Data items
»»

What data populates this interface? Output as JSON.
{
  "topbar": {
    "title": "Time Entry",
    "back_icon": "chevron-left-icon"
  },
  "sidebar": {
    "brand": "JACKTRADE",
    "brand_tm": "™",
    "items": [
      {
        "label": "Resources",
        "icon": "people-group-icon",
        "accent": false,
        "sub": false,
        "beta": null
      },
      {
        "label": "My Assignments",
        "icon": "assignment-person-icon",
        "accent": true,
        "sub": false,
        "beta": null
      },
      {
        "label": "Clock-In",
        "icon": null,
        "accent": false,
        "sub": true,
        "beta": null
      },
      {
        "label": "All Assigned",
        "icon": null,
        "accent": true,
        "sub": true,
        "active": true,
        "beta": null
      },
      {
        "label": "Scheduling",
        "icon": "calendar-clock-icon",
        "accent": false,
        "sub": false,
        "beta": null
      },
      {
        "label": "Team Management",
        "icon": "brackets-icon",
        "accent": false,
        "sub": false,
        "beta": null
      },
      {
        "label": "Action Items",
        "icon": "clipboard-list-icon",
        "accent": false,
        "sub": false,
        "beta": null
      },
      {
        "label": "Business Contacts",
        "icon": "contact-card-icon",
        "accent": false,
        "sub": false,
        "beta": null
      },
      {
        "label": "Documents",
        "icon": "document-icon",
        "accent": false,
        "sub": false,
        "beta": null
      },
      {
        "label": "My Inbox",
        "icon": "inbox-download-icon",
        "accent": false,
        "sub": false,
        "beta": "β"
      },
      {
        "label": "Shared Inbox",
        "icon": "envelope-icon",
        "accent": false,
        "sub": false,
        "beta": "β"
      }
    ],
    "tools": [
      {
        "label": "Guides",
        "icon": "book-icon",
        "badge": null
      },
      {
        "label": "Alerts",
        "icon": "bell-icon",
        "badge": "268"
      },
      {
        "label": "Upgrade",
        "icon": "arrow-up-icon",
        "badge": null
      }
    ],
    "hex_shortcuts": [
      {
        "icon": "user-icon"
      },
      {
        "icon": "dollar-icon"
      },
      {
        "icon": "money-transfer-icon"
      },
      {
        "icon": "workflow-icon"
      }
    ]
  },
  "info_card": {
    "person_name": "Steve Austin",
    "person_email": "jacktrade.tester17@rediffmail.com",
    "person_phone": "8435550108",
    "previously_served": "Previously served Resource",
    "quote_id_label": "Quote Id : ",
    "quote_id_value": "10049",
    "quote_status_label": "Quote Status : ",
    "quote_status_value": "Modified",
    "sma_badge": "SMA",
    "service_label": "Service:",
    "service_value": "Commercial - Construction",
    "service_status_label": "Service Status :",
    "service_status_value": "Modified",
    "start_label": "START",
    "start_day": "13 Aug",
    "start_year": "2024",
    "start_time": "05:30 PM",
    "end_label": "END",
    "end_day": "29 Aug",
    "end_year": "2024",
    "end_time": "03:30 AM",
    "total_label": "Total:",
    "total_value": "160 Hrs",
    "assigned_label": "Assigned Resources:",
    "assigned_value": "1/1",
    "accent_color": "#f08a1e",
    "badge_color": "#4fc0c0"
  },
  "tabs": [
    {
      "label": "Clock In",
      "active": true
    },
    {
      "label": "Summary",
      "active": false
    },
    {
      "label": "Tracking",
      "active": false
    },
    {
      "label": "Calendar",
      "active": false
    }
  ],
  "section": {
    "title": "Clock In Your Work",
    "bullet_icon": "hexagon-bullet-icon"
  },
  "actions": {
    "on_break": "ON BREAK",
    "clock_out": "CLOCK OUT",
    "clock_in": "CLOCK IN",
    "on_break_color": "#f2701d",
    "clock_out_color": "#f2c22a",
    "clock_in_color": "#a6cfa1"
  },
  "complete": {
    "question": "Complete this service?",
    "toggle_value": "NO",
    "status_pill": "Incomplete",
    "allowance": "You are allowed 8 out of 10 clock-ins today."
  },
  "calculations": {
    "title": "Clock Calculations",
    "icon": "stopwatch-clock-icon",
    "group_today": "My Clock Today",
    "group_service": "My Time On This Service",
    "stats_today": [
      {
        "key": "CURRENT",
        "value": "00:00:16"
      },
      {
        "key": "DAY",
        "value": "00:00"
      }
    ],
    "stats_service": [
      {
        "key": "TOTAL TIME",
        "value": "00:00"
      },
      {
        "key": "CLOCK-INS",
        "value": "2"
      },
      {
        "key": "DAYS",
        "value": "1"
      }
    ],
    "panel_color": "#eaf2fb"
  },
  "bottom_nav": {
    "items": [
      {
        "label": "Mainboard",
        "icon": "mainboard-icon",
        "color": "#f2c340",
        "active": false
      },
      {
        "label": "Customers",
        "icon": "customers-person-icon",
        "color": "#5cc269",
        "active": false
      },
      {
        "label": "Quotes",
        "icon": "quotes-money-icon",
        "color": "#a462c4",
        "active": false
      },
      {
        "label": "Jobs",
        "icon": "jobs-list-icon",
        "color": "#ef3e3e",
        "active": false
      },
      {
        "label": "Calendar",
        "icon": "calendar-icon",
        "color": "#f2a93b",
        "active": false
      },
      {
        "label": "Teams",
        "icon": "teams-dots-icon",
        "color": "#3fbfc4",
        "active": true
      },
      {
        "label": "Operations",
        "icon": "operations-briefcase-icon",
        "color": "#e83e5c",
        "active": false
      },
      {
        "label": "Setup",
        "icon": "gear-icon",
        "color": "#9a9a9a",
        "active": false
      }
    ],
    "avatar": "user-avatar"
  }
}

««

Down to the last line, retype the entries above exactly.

Solution below ▸
What data populates this interface? Output as JSON.
{
  "topbar": {
    "title": "Time Entry",
    "back_icon": "chevron-left-icon"
  },
  "sidebar": {
    "brand": "JACKTRADE",
    "brand_tm": "™",
    "items": [
      {
        "label": "Resources",
        "icon": "people-group-icon",
        "accent": false,
        "sub": false,
        "beta": null
      },
      {
        "label": "My Assignments",
        "icon": "assignment-person-icon",
        "accent": true,
        "sub": false,
        "beta": null
      },
      {
        "label": "Clock-In",
        "icon": null,
        "accent": false,
        "sub": true,
        "beta": null
      },
      {
        "label": "All Assigned",
        "icon": null,
        "accent": true,
        "sub": true,
        "active": true,
        "beta": null
      },
      {
        "label": "Scheduling",
        "icon": "calendar-clock-icon",
        "accent": false,
        "sub": false,
        "beta": null
      },
      {
        "label": "Team Management",
        "icon": "brackets-icon",
        "accent": false,
        "sub": false,
        "beta": null
      },
      {
        "label": "Action Items",
        "icon": "clipboard-list-icon",
        "accent": false,
        "sub": false,
        "beta": null
      },
      {
        "label": "Business Contacts",
        "icon": "contact-card-icon",
        "accent": false,
        "sub": false,
        "beta": null
      },
      {
        "label": "Documents",
        "icon": "document-icon",
        "accent": false,
        "sub": false,
        "beta": null
      },
      {
        "label": "My Inbox",
        "icon": "inbox-download-icon",
        "accent": false,
        "sub": false,
        "beta": "β"
      },
      {
        "label": "Shared Inbox",
        "icon": "envelope-icon",
        "accent": false,
        "sub": false,
        "beta": "β"
      }
    ],
    "tools": [
      {
        "label": "Guides",
        "icon": "book-icon",
        "badge": null
      },
      {
        "label": "Alerts",
        "icon": "bell-icon",
        "badge": "268"
      },
      {
        "label": "Upgrade",
        "icon": "arrow-up-icon",
        "badge": null
      }
    ],
    "hex_shortcuts": [
      {
        "icon": "user-icon"
      },
      {
        "icon": "dollar-icon"
      },
      {
        "icon": "money-transfer-icon"
      },
      {
        "icon": "workflow-icon"
      }
    ]
  },
  "info_card": {
    "person_name": "Steve Austin",
    "person_email": "jacktrade.tester17@rediffmail.com",
    "person_phone": "8435550108",
    "previously_served": "Previously served Resource",
    "quote_id_label": "Quote Id : ",
    "quote_id_value": "10049",
    "quote_status_label": "Quote Status : ",
    "quote_status_value": "Modified",
    "sma_badge": "SMA",
    "service_label": "Service:",
    "service_value": "Commercial - Construction",
    "service_status_label": "Service Status :",
    "service_status_value": "Modified",
    "start_label": "START",
    "start_day": "13 Aug",
    "start_year": "2024",
    "start_time": "05:30 PM",
    "end_label": "END",
    "end_day": "29 Aug",
    "end_year": "2024",
    "end_time": "03:30 AM",
    "total_label": "Total:",
    "total_value": "160 Hrs",
    "assigned_label": "Assigned Resources:",
    "assigned_value": "1/1",
    "accent_color": "#f08a1e",
    "badge_color": "#4fc0c0"
  },
  "tabs": [
    {
      "label": "Clock In",
      "active": true
    },
    {
      "label": "Summary",
      "active": false
    },
    {
      "label": "Tracking",
      "active": false
    },
    {
      "label": "Calendar",
      "active": false
    }
  ],
  "section": {
    "title": "Clock In Your Work",
    "bullet_icon": "hexagon-bullet-icon"
  },
  "actions": {
    "on_break": "ON BREAK",
    "clock_out": "CLOCK OUT",
    "clock_in": "CLOCK IN",
    "on_break_color": "#f2701d",
    "clock_out_color": "#f2c22a",
    "clock_in_color": "#a6cfa1"
  },
  "complete": {
    "question": "Complete this service?",
    "toggle_value": "NO",
    "status_pill": "Incomplete",
    "allowance": "You are allowed 8 out of 10 clock-ins today."
  },
  "calculations": {
    "title": "Clock Calculations",
    "icon": "stopwatch-clock-icon",
    "group_today": "My Clock Today",
    "group_service": "My Time On This Service",
    "stats_today": [
      {
        "key": "CURRENT",
        "value": "00:00:16"
      },
      {
        "key": "DAY",
        "value": "00:00"
      }
    ],
    "stats_service": [
      {
        "key": "TOTAL TIME",
        "value": "00:00"
      },
      {
        "key": "CLOCK-INS",
        "value": "2"
      },
      {
        "key": "DAYS",
        "value": "1"
      }
    ],
    "panel_color": "#eaf2fb"
  },
  "bottom_nav": {
    "items": [
      {
        "label": "Mainboard",
        "icon": "mainboard-icon",
        "color": "#f2c340",
        "active": false
      },
      {
        "label": "Customers",
        "icon": "customers-person-icon",
        "color": "#5cc269",
        "active": false
      },
      {
        "label": "Quotes",
        "icon": "quotes-money-icon",
        "color": "#a462c4",
        "active": false
      },
      {
        "label": "Jobs",
        "icon": "jobs-list-icon",
        "color": "#ef3e3e",
        "active": false
      },
      {
        "label": "Calendar",
        "icon": "calendar-icon",
        "color": "#f2a93b",
        "active": false
      },
      {
        "label": "Teams",
        "icon": "teams-dots-icon",
        "color": "#3fbfc4",
        "active": true
      },
      {
        "label": "Operations",
        "icon": "operations-briefcase-icon",
        "color": "#e83e5c",
        "active": false
      },
      {
        "label": "Setup",
        "icon": "gear-icon",
        "color": "#9a9a9a",
        "active": false
      }
    ],
    "avatar": "user-avatar"
  }
}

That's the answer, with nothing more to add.